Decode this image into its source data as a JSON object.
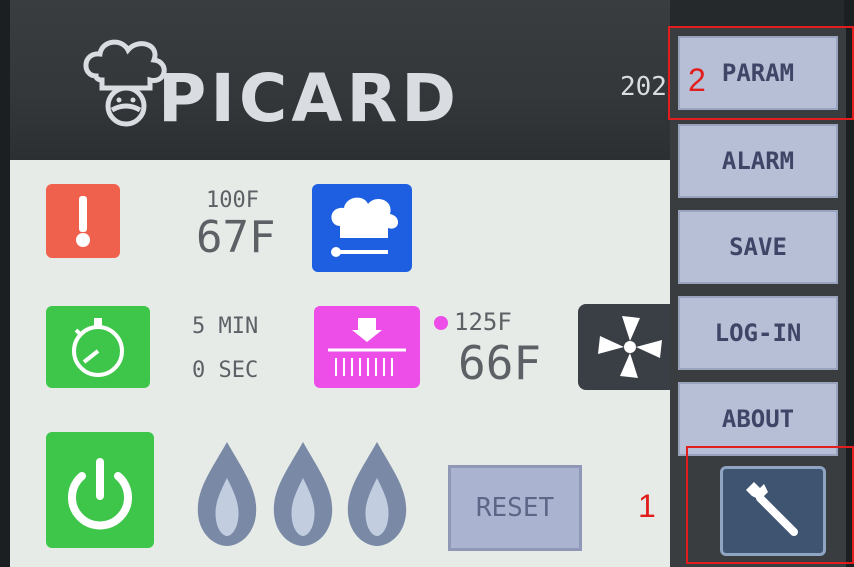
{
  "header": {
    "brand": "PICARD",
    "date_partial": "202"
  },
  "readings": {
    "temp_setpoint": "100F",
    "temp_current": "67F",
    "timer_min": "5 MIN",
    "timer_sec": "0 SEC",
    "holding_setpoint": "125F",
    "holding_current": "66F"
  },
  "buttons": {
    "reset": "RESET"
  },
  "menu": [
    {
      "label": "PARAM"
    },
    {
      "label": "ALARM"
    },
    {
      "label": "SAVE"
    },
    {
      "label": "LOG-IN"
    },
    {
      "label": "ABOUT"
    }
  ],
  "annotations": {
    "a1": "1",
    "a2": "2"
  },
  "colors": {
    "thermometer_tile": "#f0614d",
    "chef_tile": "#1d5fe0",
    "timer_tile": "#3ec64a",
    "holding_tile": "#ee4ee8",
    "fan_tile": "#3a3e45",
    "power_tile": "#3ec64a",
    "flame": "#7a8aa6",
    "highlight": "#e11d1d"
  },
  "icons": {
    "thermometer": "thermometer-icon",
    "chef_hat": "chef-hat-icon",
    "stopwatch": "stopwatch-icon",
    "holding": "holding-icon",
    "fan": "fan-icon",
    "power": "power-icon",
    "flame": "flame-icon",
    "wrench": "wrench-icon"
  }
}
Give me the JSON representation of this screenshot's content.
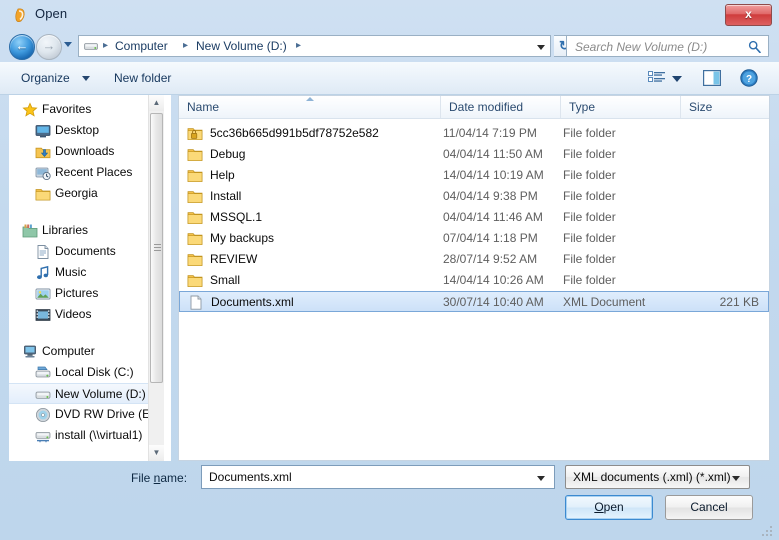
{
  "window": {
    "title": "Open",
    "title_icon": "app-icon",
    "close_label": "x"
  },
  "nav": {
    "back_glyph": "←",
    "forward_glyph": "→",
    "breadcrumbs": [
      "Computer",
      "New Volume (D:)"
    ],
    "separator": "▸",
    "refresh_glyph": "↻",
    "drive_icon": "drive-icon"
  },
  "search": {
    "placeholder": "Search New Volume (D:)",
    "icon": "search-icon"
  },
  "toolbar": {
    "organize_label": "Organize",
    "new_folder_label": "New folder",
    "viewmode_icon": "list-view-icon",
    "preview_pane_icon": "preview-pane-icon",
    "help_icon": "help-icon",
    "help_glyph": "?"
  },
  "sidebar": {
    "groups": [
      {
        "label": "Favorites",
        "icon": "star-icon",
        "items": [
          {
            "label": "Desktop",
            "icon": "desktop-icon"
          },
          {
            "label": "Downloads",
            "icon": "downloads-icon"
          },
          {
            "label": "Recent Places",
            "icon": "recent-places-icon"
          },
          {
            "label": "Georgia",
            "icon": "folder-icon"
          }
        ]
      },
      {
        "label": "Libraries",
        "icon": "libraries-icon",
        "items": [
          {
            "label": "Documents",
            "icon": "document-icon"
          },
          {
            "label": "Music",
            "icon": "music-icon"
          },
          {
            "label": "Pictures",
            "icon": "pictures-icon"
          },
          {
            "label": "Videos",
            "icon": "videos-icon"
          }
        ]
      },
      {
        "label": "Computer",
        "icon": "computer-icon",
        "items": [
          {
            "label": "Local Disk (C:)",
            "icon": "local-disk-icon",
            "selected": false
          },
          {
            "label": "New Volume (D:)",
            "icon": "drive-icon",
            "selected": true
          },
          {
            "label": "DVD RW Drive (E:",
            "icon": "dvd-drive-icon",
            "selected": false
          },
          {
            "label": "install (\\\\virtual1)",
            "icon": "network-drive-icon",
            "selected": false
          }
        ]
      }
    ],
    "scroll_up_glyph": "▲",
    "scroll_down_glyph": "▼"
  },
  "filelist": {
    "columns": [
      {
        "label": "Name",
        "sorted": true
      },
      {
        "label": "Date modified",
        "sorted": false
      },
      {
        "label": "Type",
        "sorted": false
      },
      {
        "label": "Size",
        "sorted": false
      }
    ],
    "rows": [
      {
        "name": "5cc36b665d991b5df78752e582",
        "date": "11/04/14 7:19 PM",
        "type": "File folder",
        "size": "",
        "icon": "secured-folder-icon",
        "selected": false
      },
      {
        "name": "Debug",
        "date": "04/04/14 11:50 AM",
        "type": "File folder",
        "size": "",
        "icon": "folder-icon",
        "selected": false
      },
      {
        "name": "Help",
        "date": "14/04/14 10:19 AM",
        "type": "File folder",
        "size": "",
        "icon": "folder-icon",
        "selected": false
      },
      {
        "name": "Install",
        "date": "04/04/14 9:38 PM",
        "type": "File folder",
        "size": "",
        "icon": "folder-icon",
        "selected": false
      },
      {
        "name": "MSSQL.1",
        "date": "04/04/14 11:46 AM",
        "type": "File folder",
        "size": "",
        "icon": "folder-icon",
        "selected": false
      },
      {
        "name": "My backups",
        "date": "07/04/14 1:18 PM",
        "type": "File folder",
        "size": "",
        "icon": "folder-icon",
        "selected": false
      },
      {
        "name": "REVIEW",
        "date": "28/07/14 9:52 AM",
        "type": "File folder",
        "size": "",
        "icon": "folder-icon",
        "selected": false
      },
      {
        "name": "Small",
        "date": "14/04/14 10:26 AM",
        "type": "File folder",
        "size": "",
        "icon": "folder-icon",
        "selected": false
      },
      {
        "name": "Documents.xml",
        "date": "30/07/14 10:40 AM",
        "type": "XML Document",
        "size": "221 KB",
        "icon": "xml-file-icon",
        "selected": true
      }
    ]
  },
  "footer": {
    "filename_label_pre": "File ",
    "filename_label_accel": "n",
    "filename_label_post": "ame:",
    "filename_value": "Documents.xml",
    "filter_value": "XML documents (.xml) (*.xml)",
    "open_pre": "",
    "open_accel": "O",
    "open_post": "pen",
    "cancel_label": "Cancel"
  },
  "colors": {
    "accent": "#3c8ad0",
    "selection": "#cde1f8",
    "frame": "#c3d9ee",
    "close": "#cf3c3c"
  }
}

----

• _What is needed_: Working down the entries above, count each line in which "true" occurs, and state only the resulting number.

• _Answer below_: 3